**Activity**
Print every line of the data word for word.

Source records:

★ ★ ★ ★ ★

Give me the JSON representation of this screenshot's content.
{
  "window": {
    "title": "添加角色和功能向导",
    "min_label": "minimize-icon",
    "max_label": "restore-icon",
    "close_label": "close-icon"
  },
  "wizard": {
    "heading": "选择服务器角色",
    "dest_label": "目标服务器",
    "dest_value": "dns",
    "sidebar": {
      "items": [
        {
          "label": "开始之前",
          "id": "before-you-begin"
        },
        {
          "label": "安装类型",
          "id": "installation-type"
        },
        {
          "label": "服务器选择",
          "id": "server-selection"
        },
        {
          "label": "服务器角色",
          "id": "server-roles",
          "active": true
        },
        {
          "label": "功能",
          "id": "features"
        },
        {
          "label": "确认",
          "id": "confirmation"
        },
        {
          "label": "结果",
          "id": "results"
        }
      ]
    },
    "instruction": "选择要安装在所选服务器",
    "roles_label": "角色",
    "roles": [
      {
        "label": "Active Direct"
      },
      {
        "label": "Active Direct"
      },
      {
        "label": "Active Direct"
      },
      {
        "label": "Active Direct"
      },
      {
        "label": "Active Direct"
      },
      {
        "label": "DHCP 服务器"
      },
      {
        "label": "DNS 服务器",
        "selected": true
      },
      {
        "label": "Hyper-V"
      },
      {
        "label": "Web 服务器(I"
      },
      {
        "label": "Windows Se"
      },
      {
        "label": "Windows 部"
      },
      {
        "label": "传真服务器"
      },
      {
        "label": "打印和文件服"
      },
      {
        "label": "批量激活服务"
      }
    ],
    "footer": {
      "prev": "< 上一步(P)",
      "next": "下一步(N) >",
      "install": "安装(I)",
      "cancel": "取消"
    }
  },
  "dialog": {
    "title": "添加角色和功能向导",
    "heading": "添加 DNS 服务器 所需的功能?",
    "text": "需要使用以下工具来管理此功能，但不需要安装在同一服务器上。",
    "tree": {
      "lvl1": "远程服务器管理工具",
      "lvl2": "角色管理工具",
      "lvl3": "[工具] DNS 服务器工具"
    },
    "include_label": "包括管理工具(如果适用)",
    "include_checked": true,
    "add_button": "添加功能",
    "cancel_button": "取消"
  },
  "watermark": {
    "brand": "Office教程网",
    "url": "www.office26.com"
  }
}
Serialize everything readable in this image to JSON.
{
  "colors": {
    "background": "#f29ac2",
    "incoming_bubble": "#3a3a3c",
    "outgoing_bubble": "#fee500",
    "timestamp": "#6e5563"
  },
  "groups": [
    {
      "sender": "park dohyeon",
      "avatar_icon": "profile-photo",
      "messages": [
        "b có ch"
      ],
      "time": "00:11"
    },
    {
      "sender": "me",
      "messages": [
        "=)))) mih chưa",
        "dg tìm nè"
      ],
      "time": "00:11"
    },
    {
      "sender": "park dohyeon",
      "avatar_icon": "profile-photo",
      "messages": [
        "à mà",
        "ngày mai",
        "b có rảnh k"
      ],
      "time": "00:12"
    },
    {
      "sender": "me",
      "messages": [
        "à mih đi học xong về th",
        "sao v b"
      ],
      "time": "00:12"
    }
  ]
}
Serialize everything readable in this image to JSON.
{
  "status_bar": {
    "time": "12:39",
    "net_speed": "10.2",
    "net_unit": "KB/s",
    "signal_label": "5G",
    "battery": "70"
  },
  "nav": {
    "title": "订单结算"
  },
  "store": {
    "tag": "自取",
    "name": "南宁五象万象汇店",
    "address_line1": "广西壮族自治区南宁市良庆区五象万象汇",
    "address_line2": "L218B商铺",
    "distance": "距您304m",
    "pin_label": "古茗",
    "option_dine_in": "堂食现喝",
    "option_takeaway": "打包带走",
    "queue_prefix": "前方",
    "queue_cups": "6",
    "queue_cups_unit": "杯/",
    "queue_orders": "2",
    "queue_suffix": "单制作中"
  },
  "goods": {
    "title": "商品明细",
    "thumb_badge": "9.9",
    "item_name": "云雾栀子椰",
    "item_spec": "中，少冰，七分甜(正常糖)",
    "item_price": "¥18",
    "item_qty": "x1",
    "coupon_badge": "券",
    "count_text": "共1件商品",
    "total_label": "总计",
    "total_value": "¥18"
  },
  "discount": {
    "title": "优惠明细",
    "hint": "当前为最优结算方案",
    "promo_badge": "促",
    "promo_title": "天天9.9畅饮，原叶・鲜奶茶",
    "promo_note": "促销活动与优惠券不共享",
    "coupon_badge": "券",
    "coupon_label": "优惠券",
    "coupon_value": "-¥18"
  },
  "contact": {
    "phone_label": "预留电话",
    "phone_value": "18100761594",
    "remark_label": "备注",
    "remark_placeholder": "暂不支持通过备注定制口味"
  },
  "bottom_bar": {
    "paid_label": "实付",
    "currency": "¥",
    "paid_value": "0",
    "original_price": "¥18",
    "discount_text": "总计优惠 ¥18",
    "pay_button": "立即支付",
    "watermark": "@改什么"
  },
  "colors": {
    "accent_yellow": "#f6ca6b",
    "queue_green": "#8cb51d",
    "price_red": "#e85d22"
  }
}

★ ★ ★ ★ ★

**Solution to the exercise**
Give me the JSON representation of this screenshot's content.
{
  "window": {
    "title": "添加角色和功能向导",
    "min_label": "minimize-icon",
    "max_label": "restore-icon",
    "close_label": "close-icon"
  },
  "wizard": {
    "heading": "选择服务器角色",
    "dest_label": "目标服务器",
    "dest_value": "dns",
    "sidebar": {
      "items": [
        {
          "label": "开始之前",
          "id": "before-you-begin"
        },
        {
          "label": "安装类型",
          "id": "installation-type"
        },
        {
          "label": "服务器选择",
          "id": "server-selection"
        },
        {
          "label": "服务器角色",
          "id": "server-roles",
          "active": true
        },
        {
          "label": "功能",
          "id": "features"
        },
        {
          "label": "确认",
          "id": "confirmation"
        },
        {
          "label": "结果",
          "id": "results"
        }
      ]
    },
    "instruction": "选择要安装在所选服务器",
    "roles_label": "角色",
    "roles": [
      {
        "label": "Active Direct"
      },
      {
        "label": "Active Direct"
      },
      {
        "label": "Active Direct"
      },
      {
        "label": "Active Direct"
      },
      {
        "label": "Active Direct"
      },
      {
        "label": "DHCP 服务器"
      },
      {
        "label": "DNS 服务器",
        "selected": true
      },
      {
        "label": "Hyper-V"
      },
      {
        "label": "Web 服务器(I"
      },
      {
        "label": "Windows Se"
      },
      {
        "label": "Windows 部"
      },
      {
        "label": "传真服务器"
      },
      {
        "label": "打印和文件服"
      },
      {
        "label": "批量激活服务"
      }
    ],
    "footer": {
      "prev": "< 上一步(P)",
      "next": "下一步(N) >",
      "install": "安装(I)",
      "cancel": "取消"
    }
  },
  "dialog": {
    "title": "添加角色和功能向导",
    "heading": "添加 DNS 服务器 所需的功能?",
    "text": "需要使用以下工具来管理此功能，但不需要安装在同一服务器上。",
    "tree": {
      "lvl1": "远程服务器管理工具",
      "lvl2": "角色管理工具",
      "lvl3": "[工具] DNS 服务器工具"
    },
    "include_label": "包括管理工具(如果适用)",
    "include_checked": true,
    "add_button": "添加功能",
    "cancel_button": "取消"
  },
  "watermark": {
    "brand": "Office教程网",
    "url": "www.office26.com"
  }
}
Serialize everything readable in this image to JSON.
{
  "colors": {
    "background": "#f29ac2",
    "incoming_bubble": "#3a3a3c",
    "outgoing_bubble": "#fee500",
    "timestamp": "#6e5563"
  },
  "groups": [
    {
      "sender": "park dohyeon",
      "avatar_icon": "profile-photo",
      "messages": [
        "b có ch"
      ],
      "time": "00:11"
    },
    {
      "sender": "me",
      "messages": [
        "=)))) mih chưa",
        "dg tìm nè"
      ],
      "time": "00:11"
    },
    {
      "sender": "park dohyeon",
      "avatar_icon": "profile-photo",
      "messages": [
        "à mà",
        "ngày mai",
        "b có rảnh k"
      ],
      "time": "00:12"
    },
    {
      "sender": "me",
      "messages": [
        "à mih đi học xong về th",
        "sao v b"
      ],
      "time": "00:12"
    }
  ]
}
Serialize everything readable in this image to JSON.
{
  "status_bar": {
    "time": "12:39",
    "net_speed": "10.2",
    "net_unit": "KB/s",
    "signal_label": "5G",
    "battery": "70"
  },
  "nav": {
    "title": "订单结算"
  },
  "store": {
    "tag": "自取",
    "name": "南宁五象万象汇店",
    "address_line1": "广西壮族自治区南宁市良庆区五象万象汇",
    "address_line2": "L218B商铺",
    "distance": "距您304m",
    "pin_label": "古茗",
    "option_dine_in": "堂食现喝",
    "option_takeaway": "打包带走",
    "queue_prefix": "前方",
    "queue_cups": "6",
    "queue_cups_unit": "杯/",
    "queue_orders": "2",
    "queue_suffix": "单制作中"
  },
  "goods": {
    "title": "商品明细",
    "thumb_badge": "9.9",
    "item_name": "云雾栀子椰",
    "item_spec": "中，少冰，七分甜(正常糖)",
    "item_price": "¥18",
    "item_qty": "x1",
    "coupon_badge": "券",
    "count_text": "共1件商品",
    "total_label": "总计",
    "total_value": "¥18"
  },
  "discount": {
    "title": "优惠明细",
    "hint": "当前为最优结算方案",
    "promo_badge": "促",
    "promo_title": "天天9.9畅饮，原叶・鲜奶茶",
    "promo_note": "促销活动与优惠券不共享",
    "coupon_badge": "券",
    "coupon_label": "优惠券",
    "coupon_value": "-¥18"
  },
  "contact": {
    "phone_label": "预留电话",
    "phone_value": "18100761594",
    "remark_label": "备注",
    "remark_placeholder": "暂不支持通过备注定制口味"
  },
  "bottom_bar": {
    "paid_label": "实付",
    "currency": "¥",
    "paid_value": "0",
    "original_price": "¥18",
    "discount_text": "总计优惠 ¥18",
    "pay_button": "立即支付",
    "watermark": "@改什么"
  },
  "colors": {
    "accent_yellow": "#f6ca6b",
    "queue_green": "#8cb51d",
    "price_red": "#e85d22"
  }
}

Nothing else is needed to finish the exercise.